===== Data shown =====

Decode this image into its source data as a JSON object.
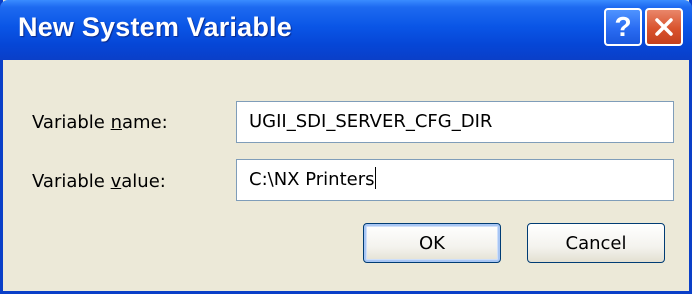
{
  "window": {
    "title": "New System Variable"
  },
  "titlebar_buttons": {
    "help_glyph": "?",
    "close_icon": "close-x-icon"
  },
  "form": {
    "name_label_pre": "Variable ",
    "name_label_ul": "n",
    "name_label_post": "ame:",
    "name_value": "UGII_SDI_SERVER_CFG_DIR",
    "value_label_pre": "Variable ",
    "value_label_ul": "v",
    "value_label_post": "alue:",
    "value_value": "C:\\NX Printers"
  },
  "buttons": {
    "ok_label": "OK",
    "cancel_label": "Cancel"
  },
  "colors": {
    "titlebar": "#0a55e6",
    "close_button": "#d9532d",
    "dialog_bg": "#ece9d8",
    "field_border": "#7f9db9"
  }
}
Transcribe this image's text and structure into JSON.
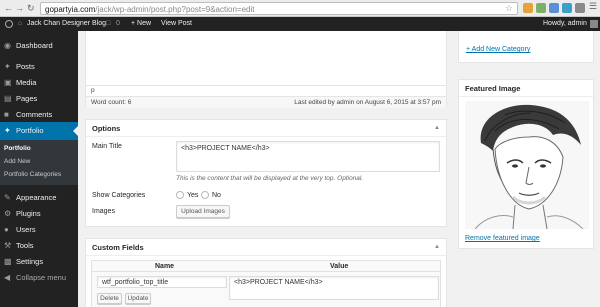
{
  "browser": {
    "url_domain": "gopartyia.com",
    "url_path": "/jack/wp-admin/post.php?post=9&action=edit"
  },
  "adminbar": {
    "site_name": "Jack Chan Designer Blog",
    "comments_count": "0",
    "new_label": "+ New",
    "view_post_label": "View Post",
    "howdy": "Howdy, admin"
  },
  "sidebar": {
    "items": [
      {
        "label": "Dashboard",
        "icon": "dashboard-icon"
      },
      {
        "label": "Posts",
        "icon": "pin-icon"
      },
      {
        "label": "Media",
        "icon": "media-icon"
      },
      {
        "label": "Pages",
        "icon": "pages-icon"
      },
      {
        "label": "Comments",
        "icon": "comments-icon"
      },
      {
        "label": "Portfolio",
        "icon": "portfolio-icon"
      },
      {
        "label": "Appearance",
        "icon": "brush-icon"
      },
      {
        "label": "Plugins",
        "icon": "plugin-icon"
      },
      {
        "label": "Users",
        "icon": "users-icon"
      },
      {
        "label": "Tools",
        "icon": "tools-icon"
      },
      {
        "label": "Settings",
        "icon": "settings-icon"
      },
      {
        "label": "Collapse menu",
        "icon": "collapse-icon"
      }
    ],
    "submenu": [
      "Portfolio",
      "Add New",
      "Portfolio Categories"
    ]
  },
  "editor": {
    "path": "p",
    "word_count": "Word count: 6",
    "last_edited": "Last edited by admin on August 6, 2015 at 3:57 pm"
  },
  "options_box": {
    "title": "Options",
    "main_title_label": "Main Title",
    "main_title_value": "<h3>PROJECT NAME</h3>",
    "main_title_desc": "This is the content that will be displayed at the very top. Optional.",
    "show_categories_label": "Show Categories",
    "yes_label": "Yes",
    "no_label": "No",
    "images_label": "Images",
    "upload_images_label": "Upload Images"
  },
  "custom_fields": {
    "title": "Custom Fields",
    "col_name": "Name",
    "col_value": "Value",
    "row_name": "wtf_portfolio_top_title",
    "row_value": "<h3>PROJECT NAME</h3>",
    "delete_label": "Delete",
    "update_label": "Update"
  },
  "right_column": {
    "add_category_link": "+ Add New Category",
    "featured_image_title": "Featured Image",
    "remove_featured_link": "Remove featured image"
  },
  "colors": {
    "admin_bar": "#222222",
    "active_menu": "#0073aa",
    "link": "#0073aa"
  }
}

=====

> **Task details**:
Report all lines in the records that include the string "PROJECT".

> **Reply**:
    "main_title_value": "<h3>PROJECT NAME</h3>",
    "row_value": "<h3>PROJECT NAME</h3>",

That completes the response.